Although technological solutions — such as product and pricing engines and automated underwriting systems — have been available for a while, they have typically been reserved to originate agency loans (e.g., using Fannie Mae’s Desktop Underwriter and Freddie Mac’s Loan Product Advisor). That has begun to change.
Many forward-thinking lenders and investors have started deploying decision making technology at the point of sale. This allows mortgage originators to not only see a variety of program and product offerings, but also receive an immediate indication of whether a loan would qualify — so they can feel as confident originating non-QM loans as they do originating agency-backed mortgages.

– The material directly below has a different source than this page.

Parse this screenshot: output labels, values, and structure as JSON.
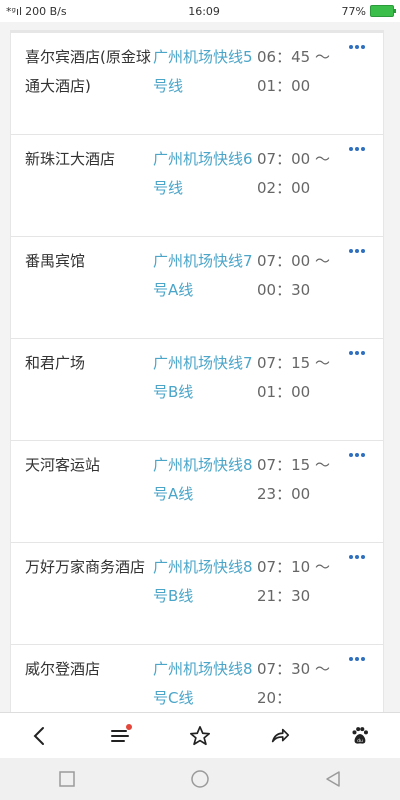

Forward-thinking lenders and investors are not only making this technology available so approved originators will have access, but today they are providing these tools to approved and not-yet-approved originators at no cost. These technologies benefit investors, lenders and the originators. A product and pricing engine eliminates the need for rate sheets, which are also available digitally to originators.
Originators can search for pricing based on borrower profile, product type, rate, margin and more, to provide real-time loan information. In addition, these systems track and preserve every rate quote and lock request.

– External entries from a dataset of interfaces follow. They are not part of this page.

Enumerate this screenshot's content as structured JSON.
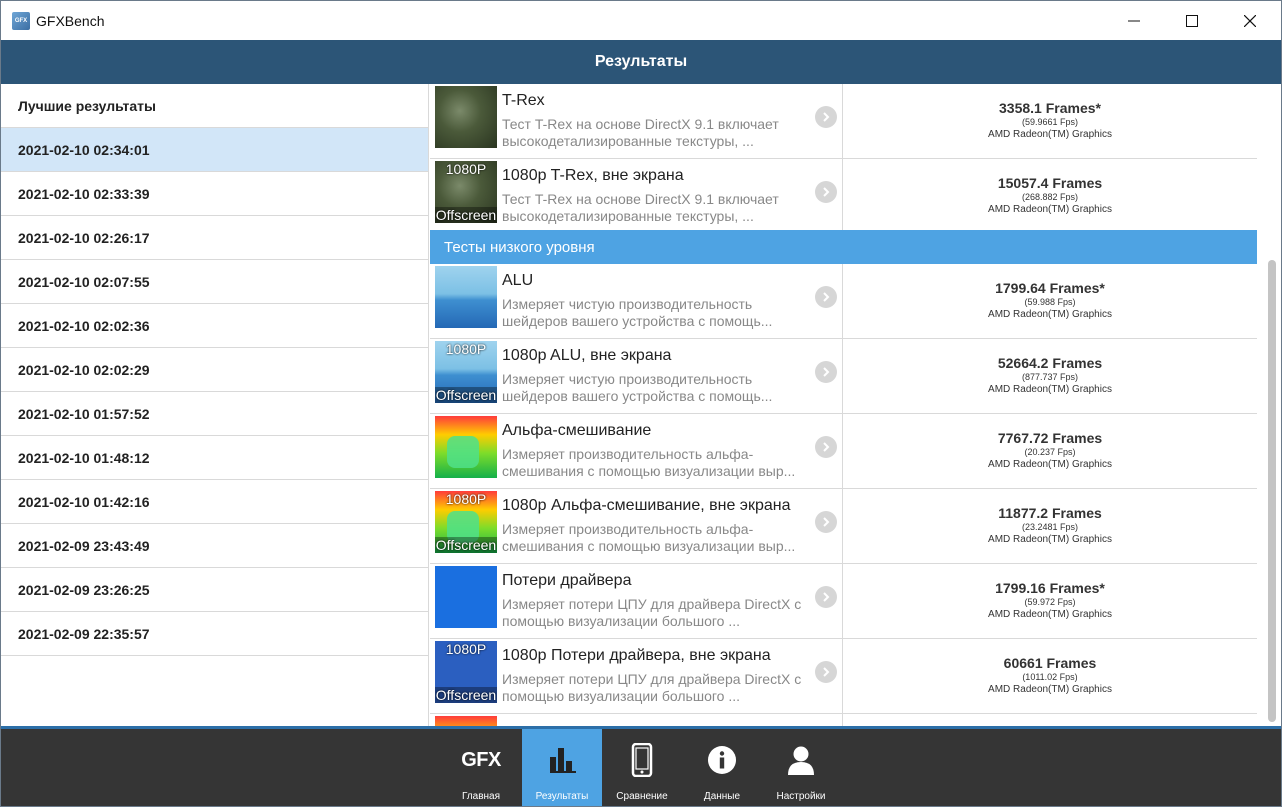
{
  "window": {
    "title": "GFXBench",
    "app_icon_text": "GFX"
  },
  "header": {
    "title": "Результаты"
  },
  "sidebar": {
    "heading": "Лучшие результаты",
    "items": [
      "2021-02-10 02:34:01",
      "2021-02-10 02:33:39",
      "2021-02-10 02:26:17",
      "2021-02-10 02:07:55",
      "2021-02-10 02:02:36",
      "2021-02-10 02:02:29",
      "2021-02-10 01:57:52",
      "2021-02-10 01:48:12",
      "2021-02-10 01:42:16",
      "2021-02-09 23:43:49",
      "2021-02-09 23:26:25",
      "2021-02-09 22:35:57"
    ]
  },
  "results": {
    "trex": {
      "name": "T-Rex",
      "desc": "Тест T-Rex на основе DirectX 9.1 включает высокодетализированные текстуры, ...",
      "frames": "3358.1 Frames*",
      "fps": "(59.9661 Fps)",
      "gpu": "AMD Radeon(TM) Graphics"
    },
    "trex_off": {
      "name": "1080p T-Rex, вне экрана",
      "desc": "Тест T-Rex на основе DirectX 9.1 включает высокодетализированные текстуры, ...",
      "frames": "15057.4 Frames",
      "fps": "(268.882 Fps)",
      "gpu": "AMD Radeon(TM) Graphics",
      "badge_top": "1080P",
      "badge_bottom": "Offscreen"
    },
    "section_low": "Тесты низкого уровня",
    "alu": {
      "name": "ALU",
      "desc": "Измеряет чистую производительность шейдеров вашего устройства с помощь...",
      "frames": "1799.64 Frames*",
      "fps": "(59.988 Fps)",
      "gpu": "AMD Radeon(TM) Graphics"
    },
    "alu_off": {
      "name": "1080p ALU, вне экрана",
      "desc": "Измеряет чистую производительность шейдеров вашего устройства с помощь...",
      "frames": "52664.2 Frames",
      "fps": "(877.737 Fps)",
      "gpu": "AMD Radeon(TM) Graphics",
      "badge_top": "1080P",
      "badge_bottom": "Offscreen"
    },
    "alpha": {
      "name": "Альфа-смешивание",
      "desc": "Измеряет производительность альфа-смешивания с помощью визуализации выр...",
      "frames": "7767.72 Frames",
      "fps": "(20.237 Fps)",
      "gpu": "AMD Radeon(TM) Graphics"
    },
    "alpha_off": {
      "name": "1080p Альфа-смешивание, вне экрана",
      "desc": "Измеряет производительность альфа-смешивания с помощью визуализации выр...",
      "frames": "11877.2 Frames",
      "fps": "(23.2481 Fps)",
      "gpu": "AMD Radeon(TM) Graphics",
      "badge_top": "1080P",
      "badge_bottom": "Offscreen"
    },
    "driver": {
      "name": "Потери драйвера",
      "desc": "Измеряет потери ЦПУ для драйвера DirectX с помощью визуализации большого ...",
      "frames": "1799.16 Frames*",
      "fps": "(59.972 Fps)",
      "gpu": "AMD Radeon(TM) Graphics"
    },
    "driver_off": {
      "name": "1080p Потери драйвера, вне экрана",
      "desc": "Измеряет потери ЦПУ для драйвера DirectX с помощью визуализации большого ...",
      "frames": "60661 Frames",
      "fps": "(1011.02 Fps)",
      "gpu": "AMD Radeon(TM) Graphics",
      "badge_top": "1080P",
      "badge_bottom": "Offscreen"
    }
  },
  "nav": {
    "home_logo": "GFX",
    "home": "Главная",
    "results": "Результаты",
    "compare": "Сравнение",
    "data": "Данные",
    "settings": "Настройки"
  },
  "colors": {
    "header": "#2c5577",
    "accent": "#4ea3e3",
    "bottombar": "#353535",
    "selected_row": "#d2e6f8"
  }
}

Some lenders and investors also are providing access to an automatic underwriting system that is customized to their non-QM loan products. A nonagency automatic underwriting system allows originators to stay abreast of extensive and ever-changing guidelines, input limited data and run upfront prequalification scenarios at the point of sale. This gives originators an early indication whether a mortgage will be approved, reducing the likelihood of providing inaccurate quotes to borrowers, while ensuring the borrower eligibility for a particular loan program.
Sophisticated automatic underwriting systems can also support alternative-documentation products, such as bank-statement loans. Bank-statement loans are designed for borrowers who are either self-employed or participate in the gig economy and therefore lack traditional forms of income documentation, including tax returns, W-2s and pay stubs.
With a bank-statement analysis solution, an originator can digitally source 12 to 24 months of personal or business bank-statement data directly from a borrower’s financial institution, instead of gathering hundreds of pages of past bank statements. Once the data has been collected, a bank-statement analysis tool creates a report that details allowable deposits for each month, transactions that were excluded and the reasons why, as well as an average monthly income calculation. This helps originators increase efficiency and productivity while also reducing human error.
Don’t leave money on the table. In today’s competitive market, it’s in the originator’s best interest to partner with investors and lenders that have creative and expansive suites of non-QM products. These lenders offer technology that makes it easier to understand product guidelines, put together a proper loan package and, ultimately, close more loans.
• • •
Raj Parekh is director of business development at LoanScorecard, a leading provider of nonagency automated underwriting, pricing, bank-statement analysis and loan-loss reserve solutions, which are designed to meet today’s regulatory challenges and capitalize on market opportunities. A mortgage-technology expert with more than 20 years’ experience, Parekh previously held executive positions at Insellerate, LeadPoint, ActiveProspect and LeadROI. He can be reached at firstname.lastname@example.org.